The Ecosystem Services Market Consortium (ESMC) and The Nature Conservancy (TNC) announce the first-of-its-kind pilot project in Minnesota to provide financial incentives to encourage more farmers to implement practices that help improve soil health, store carbon in soils, and reduce nutrient run-off from farm fields. The project will test and streamline the creation and sale of environmental credits from farmland.
Project partners will work with farmers, at no cost to them, and a number of agricultural businesses and stakeholders to test ESMC’s market protocols on 50,000 acres that have corn and soybean cropping systems with a heavy dairy or livestock component. ESMC’s program will quantify, verify, and certify the ecosystem service benefits of improved nutrient management, soil health, and edge-of-field best management practices. The project originated from local agricultural community and agribusiness interest in developing long-term financial incentives for sustainably managed farmland. Baseline field and soil testing will begin this fall in the project area which encompasses land that drains into the Sauk River, a tributary of the Mississippi River. Both field and soil improvements will be tracked and quantified.
The project in central Minnesota is made possible through funding from the Natural Resources Conservation Service, Minnesota Department of Agriculture’s Agricultural Water Quality Certification Program and TNC, and it leverages existing cost share and technical assistance from project partners including the Stearns County Soil & Water Conservation District, AgCentric, AURI, Centra Sota Cooperative, Environmental Initiative, Field to Market, Headwaters Agriculture Sustainability Partnership, Houston Engineering, Land O’Lakes Truterra, MBOLD, Midwest Dairy, Minnesota Milk Producers Association, Minnesota Board of Water & Soil Resources, Minnesota Pollution Control Agency, Syngenta and the University of Minnesota Forever Green Initiative. ESMC is also contributing cost share.
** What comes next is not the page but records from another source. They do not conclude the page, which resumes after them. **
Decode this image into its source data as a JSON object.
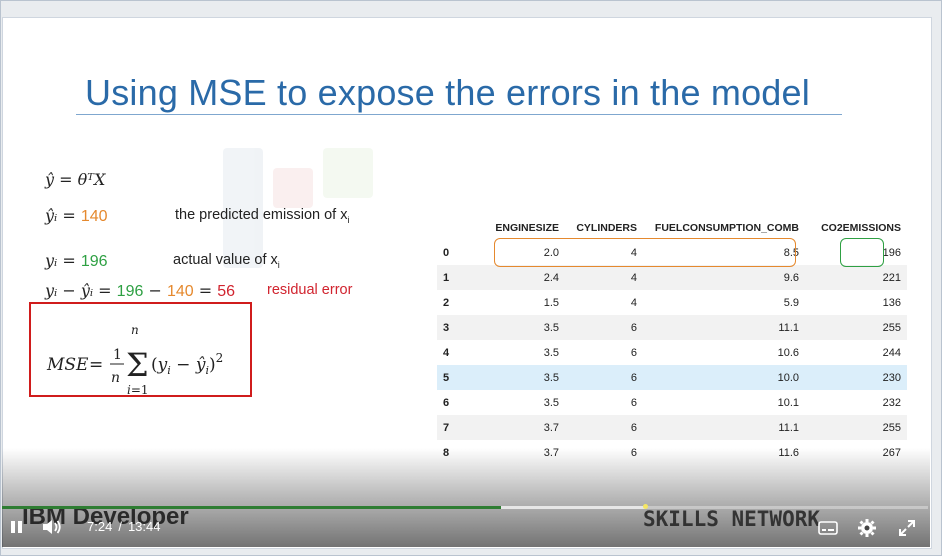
{
  "slide": {
    "title": "Using MSE to expose the errors in the model",
    "formulas": {
      "yhat_def": "ŷ = θᵀX",
      "yhat_i_lhs": "ŷᵢ = ",
      "yhat_i_val": "140",
      "y_i_lhs": "yᵢ = ",
      "y_i_val": "196",
      "residual_lhs": "yᵢ − ŷᵢ = ",
      "residual_a": "196",
      "residual_minus": " − ",
      "residual_b": "140",
      "residual_eq": " = ",
      "residual_result": "56"
    },
    "labels": {
      "predicted": "the predicted emission of x",
      "predicted_sub": "i",
      "actual": "actual value of x",
      "actual_sub": "i",
      "residual_error": "residual error"
    },
    "mse_formula": "MSE = 1/n Σ (yᵢ − ŷᵢ)²",
    "table": {
      "columns": [
        "",
        "ENGINESIZE",
        "CYLINDERS",
        "FUELCONSUMPTION_COMB",
        "CO2EMISSIONS"
      ],
      "rows": [
        [
          "0",
          "2.0",
          "4",
          "8.5",
          "196"
        ],
        [
          "1",
          "2.4",
          "4",
          "9.6",
          "221"
        ],
        [
          "2",
          "1.5",
          "4",
          "5.9",
          "136"
        ],
        [
          "3",
          "3.5",
          "6",
          "11.1",
          "255"
        ],
        [
          "4",
          "3.5",
          "6",
          "10.6",
          "244"
        ],
        [
          "5",
          "3.5",
          "6",
          "10.0",
          "230"
        ],
        [
          "6",
          "3.5",
          "6",
          "10.1",
          "232"
        ],
        [
          "7",
          "3.7",
          "6",
          "11.1",
          "255"
        ],
        [
          "8",
          "3.7",
          "6",
          "11.6",
          "267"
        ]
      ],
      "highlighted_row": 5
    }
  },
  "player": {
    "current_time": "7:24",
    "separator": "/",
    "duration": "13:44",
    "progress_fraction": 0.539,
    "brand_left": "IBM Developer",
    "brand_right": "SKILLS NETWORK",
    "icons": [
      "pause-icon",
      "volume-icon",
      "captions-icon",
      "settings-icon",
      "fullscreen-icon"
    ]
  },
  "colors": {
    "title": "#2a6aa8",
    "predicted": "#e5892e",
    "actual": "#2ea043",
    "residual": "#d1242f",
    "progress": "#2e7d32"
  }
}
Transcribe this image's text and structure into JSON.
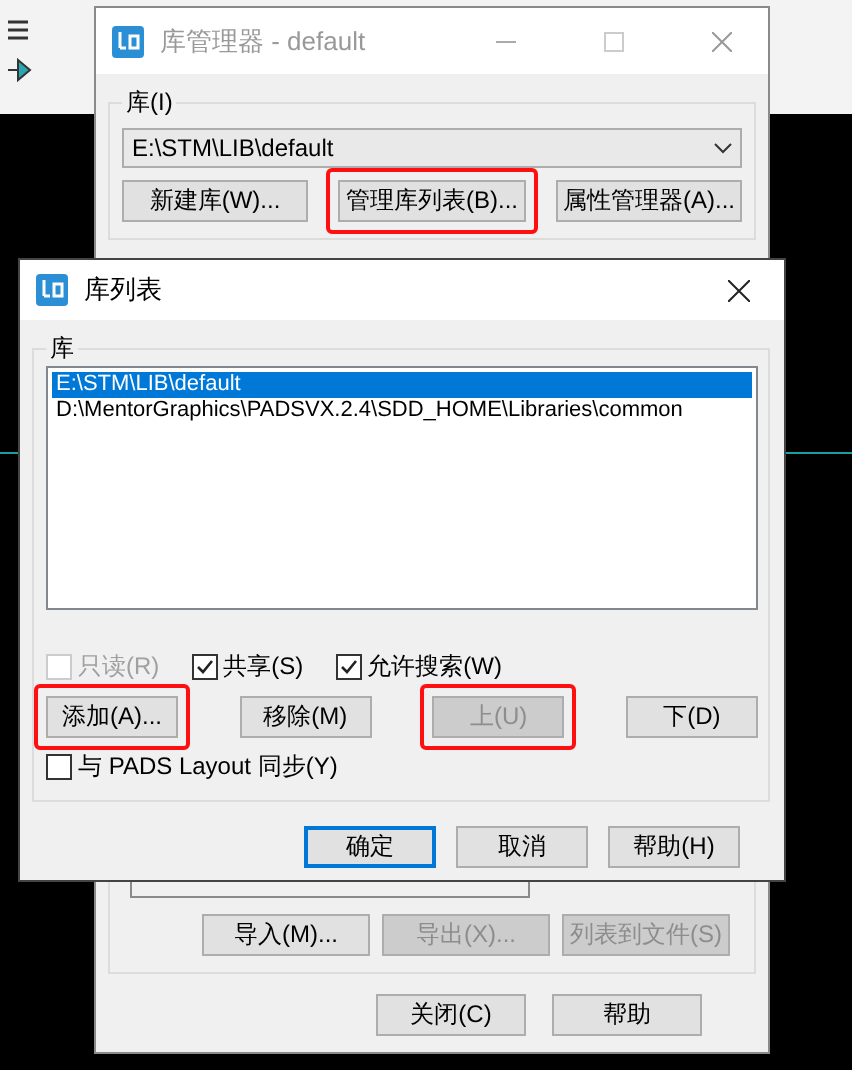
{
  "background_window": {
    "title": "库管理器 - default",
    "library_group": {
      "label": "库(I)",
      "value": "E:\\STM\\LIB\\default"
    },
    "buttons": [
      {
        "label": "新建库(W)...",
        "highlighted": false
      },
      {
        "label": "管理库列表(B)...",
        "highlighted": true
      },
      {
        "label": "属性管理器(A)...",
        "highlighted": false
      }
    ],
    "lower_buttons": [
      {
        "label": "导入(M)...",
        "disabled": false
      },
      {
        "label": "导出(X)...",
        "disabled": true
      },
      {
        "label": "列表到文件(S)",
        "disabled": true
      }
    ],
    "footer_buttons": [
      {
        "label": "关闭(C)"
      },
      {
        "label": "帮助"
      }
    ]
  },
  "dialog": {
    "title": "库列表",
    "group_label": "库",
    "libraries": [
      {
        "path": "E:\\STM\\LIB\\default",
        "selected": true
      },
      {
        "path": "D:\\MentorGraphics\\PADSVX.2.4\\SDD_HOME\\Libraries\\common",
        "selected": false
      }
    ],
    "options": [
      {
        "label": "只读(R)",
        "checked": false,
        "disabled": true
      },
      {
        "label": "共享(S)",
        "checked": true,
        "disabled": false
      },
      {
        "label": "允许搜索(W)",
        "checked": true,
        "disabled": false
      }
    ],
    "actions": [
      {
        "label": "添加(A)...",
        "disabled": false,
        "highlighted": true
      },
      {
        "label": "移除(M)",
        "disabled": false,
        "highlighted": false
      },
      {
        "label": "上(U)",
        "disabled": true,
        "highlighted": true
      },
      {
        "label": "下(D)",
        "disabled": false,
        "highlighted": false
      }
    ],
    "sync": {
      "label": "与 PADS Layout 同步(Y)",
      "checked": false
    },
    "footer_buttons": [
      {
        "label": "确定",
        "default": true
      },
      {
        "label": "取消",
        "default": false
      },
      {
        "label": "帮助(H)",
        "default": false
      }
    ]
  }
}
In addition to these partners, ESMC and TNC will collaborate with additional programs and partners to increase market innovation in support of cost-effective practices and projects that benefit the environment and producers.
“North America has always served as the breadbasket to the world. We can also now serve as a global model, demonstrating how farmers and conservationists can work together to achieve mutual goals. We are showing that through best-management practices and targeted conservation projects we can achieve a triple win: lower farming costs, produce more food, and conserve healthy lands and waters for the next generation,” said Leif Fixen, The Nature Conservancy’s Agriculture Strategy Manager.
“This project will result in real, quantified reductions of greenhouse gas emissions and nutrient loading to surface water,” said Debbie Reed, ESMC Executive Director. “A farmer-centric program that quantifies impacts in a credible, transparent program and meets the demands of buyers can improve growers’ bottom lines. Testing our market program and tools before we launch in 2022 is critical to scale a viable market.”
ESMC is launching several more pilot projects this fall and next spring in the Midwest region, focusing on row crop and grain production systems. ESMC will launch its national ecosystem services market in 2022. Together with its members, ESMC is testing the market with the agricultural supply chain and value chain in this pilot and in other recently launched ESMC pilot projects.